Jesus wept, are you serious?  Beer that isn’t real ale from a cask via hand pull but still tastes friggin’ great can come under the CAMRA campaign banner?  Well, actually no.

This is when democracy isn’t democracy.  Brexit has thrown the UK into all manner of uncertainty over the past couple of years after 52% voted to Leave.  Fair enough, 52% is a democracy isn’t it?  Majority rules and all that, tight but still a majority.  Unless it’s a CAMRA vote.

At the CAMRA National AGM last weekend in Coventry, 72.6% voted that the organisation should indeed ‘speak for all pub-goers’ – that is, embrace this scary new “craft” beer (quotation marks intentional).  What, embrace non-real ale?  Yup, 72.6%.  Joy abound!  Ah but hold on a second, CAMRA rules say that a motion can only be passed when the vote reaches 75%.  So the 27.4% that voted against, overrules the 72.6% in favour.  Almost 3/1 in favour doesn’t get passed?  Yup.  Baaaah!

Yes I’m aware that most other progressive motions all passed, such as beer festivals should not be limited to selling just real ale (contradictory?) and while there was a welcome rejection to reducing small brewers duty relief, the one that sticks in my throat is the big one being rejected.

CAMRA has 186,000 members, 25,000 of whom voted, so why on earth didn’t the remaining 161,000 members vote and why are they in an organisation if they’re not willing to have a say on its future direction?  Surely not simply for the £20 Wetherspoon vouchers? (don’t get me started on that) – reduced festival entry?  Festival participation?  Um, I’m struggling now.

It’s CAMRA after all, the Campaign for Real Ale.  I understand that hardliners are asking why embrace craft keg as it’s a real ale organisation.  I get that.  But come on folks, it’s 2018.  Your national cask vs keg battle from the 1970s is over and you won!  Wake up and smell the Mosaic.

I love good cask beer.  I love good craft keg beer.  In general, I love good beer.

The blinkered “cask only and nothing else will do” attitude shown by many members is mind boggling.  I’ve had plenty of excellent “craft” (quotation marks intentional) keg beer over the years but equally some awfully dire cask beer.  CAMRA should be campaigning for good beer, regardless of its dispense method.  The Northern Ireland branch has adopted a slogan over the past year, “Campaigning for great beer in great pubs” and I couldn’t agree more.  There should be no snobbery around good beer, especially here in NI due to the ongoing fight that local small independent breweries are constantly enduring against big beers like Guinness, Harp, Carlsberg, Heineken, et al having a monopoly on the beer taps.

Nevertheless, the local and national CAMRA are inextricably linked.  National has taken more of an interest in NI in the past couple of years over the tied pubs issue here and that’s to be hugely welcomed, but do I want to be associated with a national organisation that has so many dinosaur members continuing to entrench it in the last century?  Dinosaurs eventually became extinct and right now I fear for the future of CAMRA.

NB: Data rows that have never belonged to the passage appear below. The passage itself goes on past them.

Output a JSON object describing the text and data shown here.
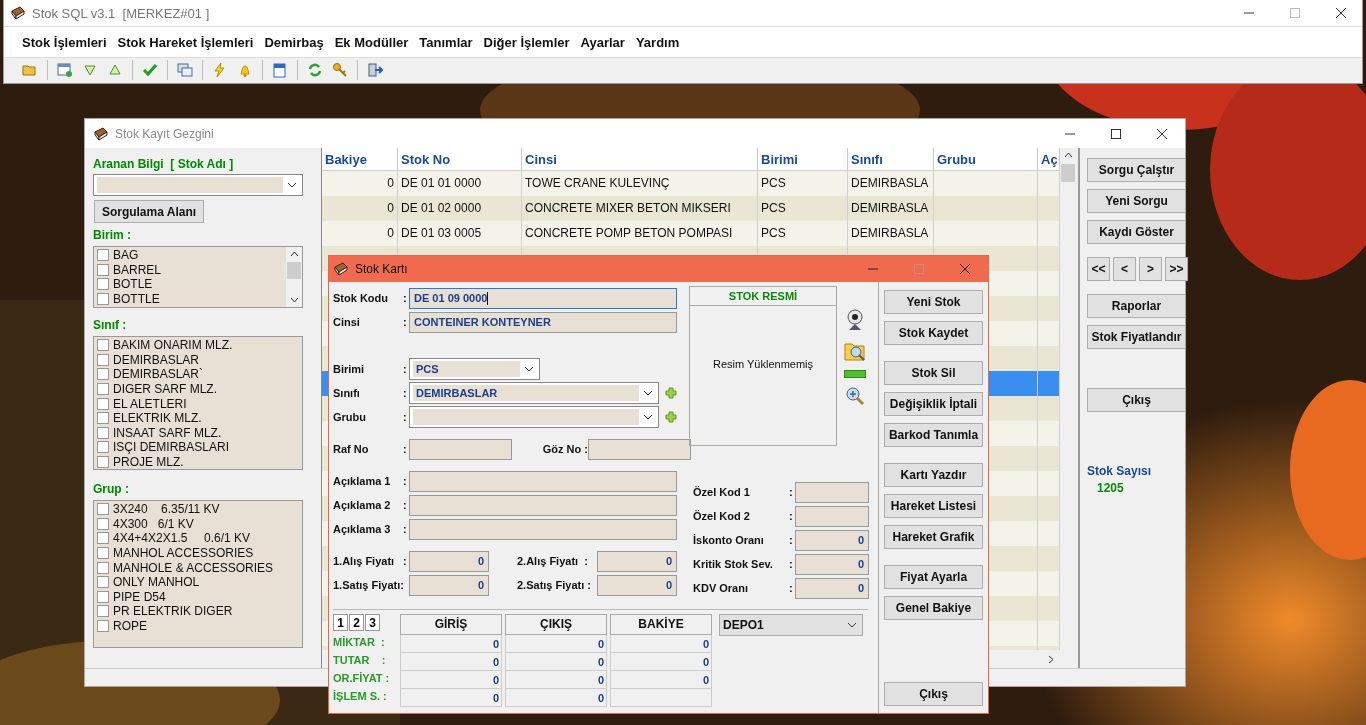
{
  "app": {
    "title": "Stok SQL v3.1  [MERKEZ#01 ]",
    "menu": [
      "Stok İşlemleri",
      "Stok Hareket İşlemleri",
      "Demirbaş",
      "Ek Modüller",
      "Tanımlar",
      "Diğer İşlemler",
      "Ayarlar",
      "Yardım"
    ]
  },
  "browser": {
    "title": "Stok Kayıt Gezgini",
    "search_label": "Aranan Bilgi  [ Stok Adı ]",
    "query_button": "Sorgulama Alanı",
    "filters": [
      {
        "label": "Birim :",
        "scrollable": true,
        "items": [
          {
            "label": "BAG",
            "checked": false
          },
          {
            "label": "BARREL",
            "checked": false
          },
          {
            "label": "BOTLE",
            "checked": false
          },
          {
            "label": "BOTTLE",
            "checked": false
          }
        ]
      },
      {
        "label": "Sınıf :",
        "scrollable": false,
        "items": [
          {
            "label": "BAKIM ONARIM MLZ.",
            "checked": false
          },
          {
            "label": "DEMIRBASLAR",
            "checked": false
          },
          {
            "label": "DEMIRBASLAR`",
            "checked": false
          },
          {
            "label": "DIGER SARF MLZ.",
            "checked": false
          },
          {
            "label": "EL ALETLERI",
            "checked": false
          },
          {
            "label": "ELEKTRIK MLZ.",
            "checked": false
          },
          {
            "label": "INSAAT SARF MLZ.",
            "checked": false
          },
          {
            "label": "ISÇI DEMIRBASLARI",
            "checked": false
          },
          {
            "label": "PROJE MLZ.",
            "checked": false
          }
        ]
      },
      {
        "label": "Grup :",
        "scrollable": false,
        "items": [
          {
            "label": "3X240    6.35/11 KV",
            "checked": false
          },
          {
            "label": "4X300   6/1 KV",
            "checked": false
          },
          {
            "label": "4X4+4X2X1.5     0.6/1 KV",
            "checked": false
          },
          {
            "label": "MANHOL ACCESSORIES",
            "checked": false
          },
          {
            "label": "MANHOLE & ACCESSORIES",
            "checked": false
          },
          {
            "label": "ONLY MANHOL",
            "checked": false
          },
          {
            "label": "PIPE D54",
            "checked": false
          },
          {
            "label": "PR ELEKTRIK DIGER",
            "checked": false
          },
          {
            "label": "ROPE",
            "checked": false
          }
        ]
      }
    ],
    "columns": [
      "Bakiye",
      "Stok No",
      "Cinsi",
      "Birimi",
      "Sınıfı",
      "Grubu",
      "Aç"
    ],
    "rows": [
      {
        "bakiye": "0",
        "stok_no": "DE 01 01 0000",
        "cinsi": "TOWE CRANE KULEVINÇ",
        "birimi": "PCS",
        "sinifi": "DEMIRBASLA",
        "selected": false
      },
      {
        "bakiye": "0",
        "stok_no": "DE 01 02 0000",
        "cinsi": "CONCRETE MIXER BETON MIKSERI",
        "birimi": "PCS",
        "sinifi": "DEMIRBASLA",
        "selected": false
      },
      {
        "bakiye": "0",
        "stok_no": "DE 01 03 0005",
        "cinsi": "CONCRETE POMP BETON POMPASI",
        "birimi": "PCS",
        "sinifi": "DEMIRBASLA",
        "selected": false
      }
    ],
    "covered_rows": [
      {
        "selected": false
      },
      {
        "selected": false
      },
      {
        "selected": false
      },
      {
        "selected": false
      },
      {
        "selected": false
      },
      {
        "selected": true
      },
      {
        "selected": false
      },
      {
        "selected": false
      },
      {
        "selected": false
      },
      {
        "selected": false
      },
      {
        "selected": false
      },
      {
        "selected": false
      },
      {
        "selected": false
      },
      {
        "selected": false
      },
      {
        "selected": false
      },
      {
        "selected": false
      },
      {
        "selected": false
      }
    ],
    "button_groups": [
      [
        "Sorgu Çalştır",
        "Yeni Sorgu",
        "Kaydı Göster"
      ]
    ],
    "nav": [
      "<<",
      "<",
      ">",
      ">>"
    ],
    "report_buttons": [
      "Raporlar",
      "Stok Fiyatlandır"
    ],
    "exit_button": "Çıkış",
    "count_label": "Stok Sayısı",
    "count": "1205"
  },
  "card": {
    "title": "Stok Kartı",
    "stok_kodu": {
      "label": "Stok Kodu",
      "colon": ":",
      "value": "DE 01 09 0000",
      "focused": true
    },
    "cinsi": {
      "label": "Cinsi",
      "colon": ":",
      "value": "CONTEINER KONTEYNER"
    },
    "birimi": {
      "label": "Birimi",
      "colon": ":",
      "value": "PCS"
    },
    "sinifi": {
      "label": "Sınıfı",
      "colon": ":",
      "value": "DEMIRBASLAR"
    },
    "grubu": {
      "label": "Grubu",
      "colon": ":"
    },
    "raf_no": {
      "label": "Raf No",
      "colon": ":"
    },
    "goz_no": {
      "label": "Göz No :"
    },
    "aciklama": [
      {
        "label": "Açıklama 1",
        "colon": ":"
      },
      {
        "label": "Açıklama 2",
        "colon": ":"
      },
      {
        "label": "Açıklama 3",
        "colon": ":"
      }
    ],
    "prices": [
      {
        "label": "1.Alış Fiyatı",
        "colon": ":",
        "value": "0",
        "label2": "2.Alış Fiyatı  :",
        "value2": "0"
      },
      {
        "label": "1.Satış Fiyatı:",
        "value": "0",
        "label2": "2.Satış Fiyatı :",
        "value2": "0"
      }
    ],
    "picture": {
      "title": "STOK RESMİ",
      "empty_text": "Resim Yüklenmemiş"
    },
    "codes": [
      {
        "label": "Özel Kod 1",
        "colon": ":"
      },
      {
        "label": "Özel Kod 2",
        "colon": ":"
      },
      {
        "label": "İskonto Oranı",
        "colon": ":",
        "value": "0"
      },
      {
        "label": "Kritik Stok Sev.",
        "colon": ":",
        "value": "0"
      },
      {
        "label": "KDV Oranı",
        "colon": ":",
        "value": "0"
      }
    ],
    "pages": [
      "1",
      "2",
      "3"
    ],
    "movement_columns": [
      "GİRİŞ",
      "ÇIKIŞ",
      "BAKİYE"
    ],
    "movement_rows": [
      {
        "label": "MİKTAR  :",
        "values": [
          "0",
          "0",
          "0"
        ]
      },
      {
        "label": "TUTAR    :",
        "values": [
          "0",
          "0",
          "0"
        ]
      },
      {
        "label": "OR.FİYAT :",
        "values": [
          "0",
          "0",
          "0"
        ]
      },
      {
        "label": "İŞLEM S. :",
        "values": [
          "0",
          "0"
        ]
      }
    ],
    "depot": "DEPO1",
    "button_groups": [
      [
        "Yeni Stok",
        "Stok Kaydet"
      ],
      [
        "Stok Sil",
        "Değişiklik İptali",
        "Barkod Tanımla"
      ],
      [
        "Kartı Yazdır",
        "Hareket Listesi",
        "Hareket Grafik"
      ],
      [
        "Fiyat Ayarla",
        "Genel Bakiye"
      ]
    ],
    "exit_button": "Çıkış"
  }
}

So what do I do?  Cancel membership and say good riddance immediately to the dinosaurs or stay aboard a possible sinking ship that’s campaigning for good beer in Northern Ireland?  Decisions…

But hey, it’s only beer, right?

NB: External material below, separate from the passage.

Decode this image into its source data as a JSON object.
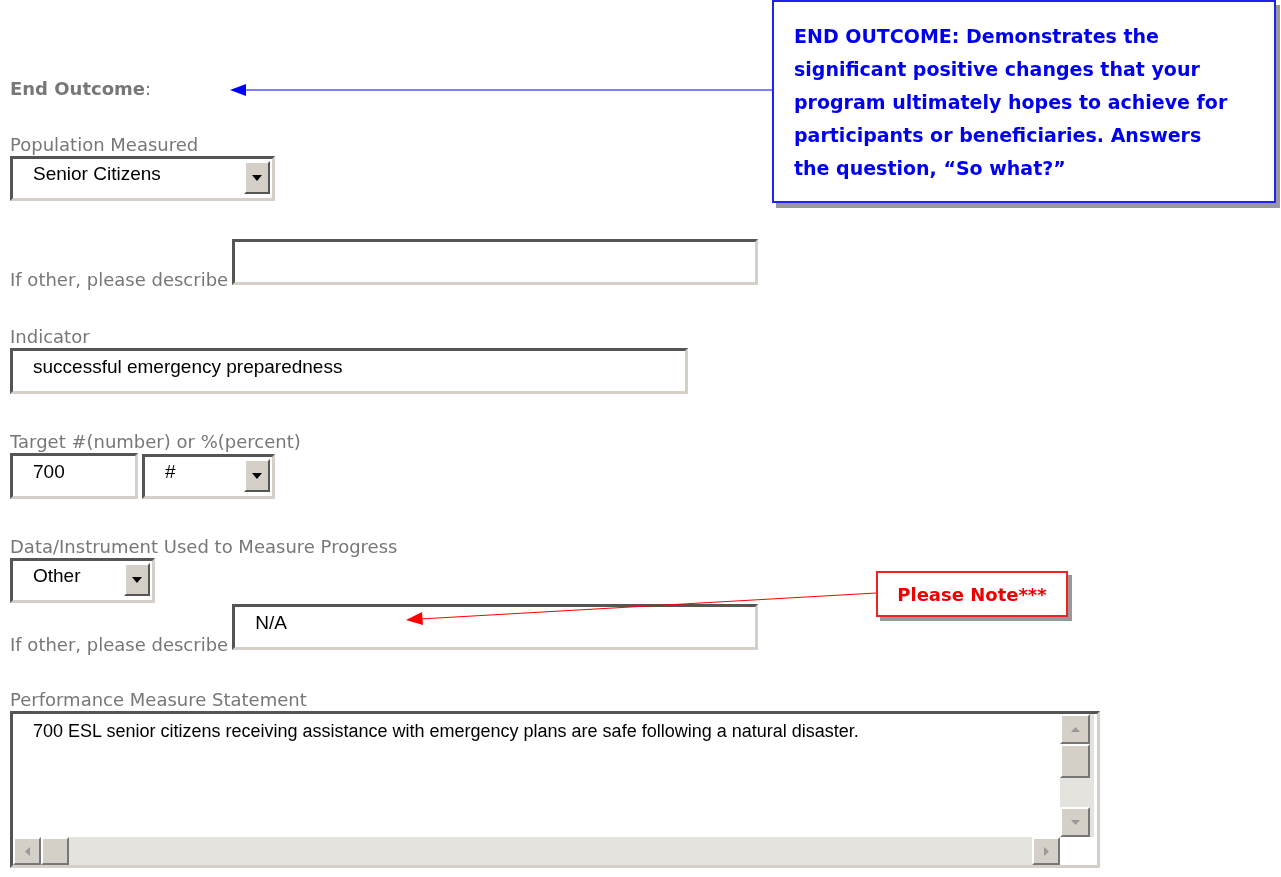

evilkegfilth
Superb graphic courtesy of @WishboneBrewery
Advertisements

One thought on “Evil Keg Filth: When Dinosaurs Ruled the Land

  1. I actually went to the CAMRA AGM a couple of weekends ago, and it was certainly an interesting experience.
    I’m actually on the fence about what CAMRA should be representing all good beer, or only cask beer. These days there are plenty of champions for craft beer and similar ideas. While cask is going fairly well across the water, here, as you rightly pointed out, it’s dismal.
    I think the name isn’t ideal these days. Maybe there needs to be a CAMCA (Campaign for Cask Ale)…

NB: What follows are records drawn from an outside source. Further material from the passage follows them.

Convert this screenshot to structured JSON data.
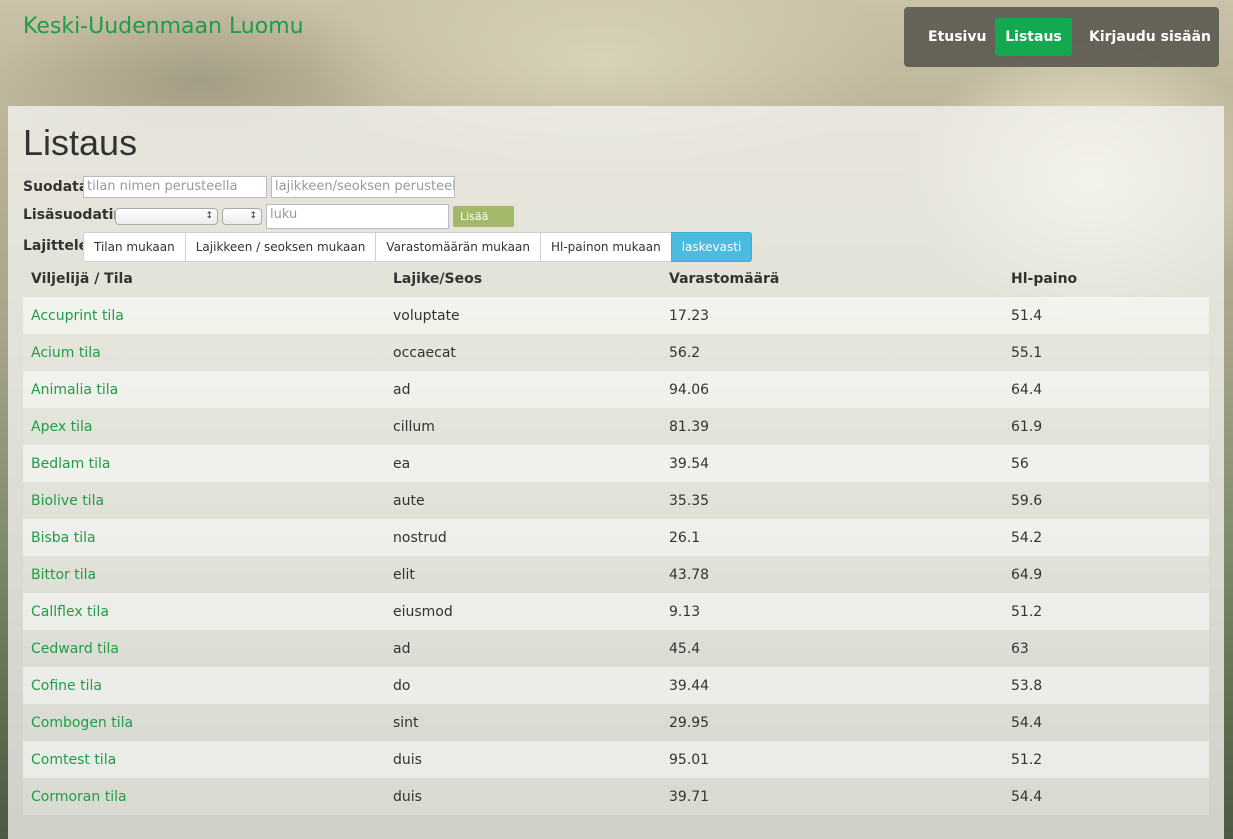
{
  "brand": "Keski-Uudenmaan Luomu",
  "nav": {
    "home": "Etusivu",
    "list": "Listaus",
    "login": "Kirjaudu sisään"
  },
  "page_title": "Listaus",
  "filter": {
    "label": "Suodata",
    "farm_placeholder": "tilan nimen perusteella",
    "variety_placeholder": "lajikkeen/seoksen perusteella"
  },
  "extra_filter": {
    "label": "Lisäsuodatin",
    "number_placeholder": "luku",
    "add_label": "Lisää suodatin"
  },
  "sort": {
    "label": "Lajittele",
    "options": [
      "Tilan mukaan",
      "Lajikkeen / seoksen mukaan",
      "Varastomäärän mukaan",
      "Hl-painon mukaan"
    ],
    "direction": "laskevasti"
  },
  "table": {
    "headers": [
      "Viljelijä / Tila",
      "Lajike/Seos",
      "Varastomäärä",
      "Hl-paino"
    ],
    "rows": [
      [
        "Accuprint tila",
        "voluptate",
        "17.23",
        "51.4"
      ],
      [
        "Acium tila",
        "occaecat",
        "56.2",
        "55.1"
      ],
      [
        "Animalia tila",
        "ad",
        "94.06",
        "64.4"
      ],
      [
        "Apex tila",
        "cillum",
        "81.39",
        "61.9"
      ],
      [
        "Bedlam tila",
        "ea",
        "39.54",
        "56"
      ],
      [
        "Biolive tila",
        "aute",
        "35.35",
        "59.6"
      ],
      [
        "Bisba tila",
        "nostrud",
        "26.1",
        "54.2"
      ],
      [
        "Bittor tila",
        "elit",
        "43.78",
        "64.9"
      ],
      [
        "Callflex tila",
        "eiusmod",
        "9.13",
        "51.2"
      ],
      [
        "Cedward tila",
        "ad",
        "45.4",
        "63"
      ],
      [
        "Cofine tila",
        "do",
        "39.44",
        "53.8"
      ],
      [
        "Combogen tila",
        "sint",
        "29.95",
        "54.4"
      ],
      [
        "Comtest tila",
        "duis",
        "95.01",
        "51.2"
      ],
      [
        "Cormoran tila",
        "duis",
        "39.71",
        "54.4"
      ]
    ]
  },
  "colors": {
    "brand_green": "#1f9d46",
    "nav_active": "#14a850",
    "sort_active": "#4bbce0",
    "add_button": "#a4b86a"
  }
}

    Liked by 1 person

Leave a Reply

Fill in your details below or click an icon to log in:

WordPress.com Logo

You are commenting using your WordPress.com account. Log Out /  Change )

Google+ photo

You are commenting using your Google+ account. Log Out /  Change )

Twitter picture

You are commenting using your Twitter account. Log Out /  Change )

Facebook photo

You are commenting using your Facebook account. Log Out /  Change )

Connecting to %s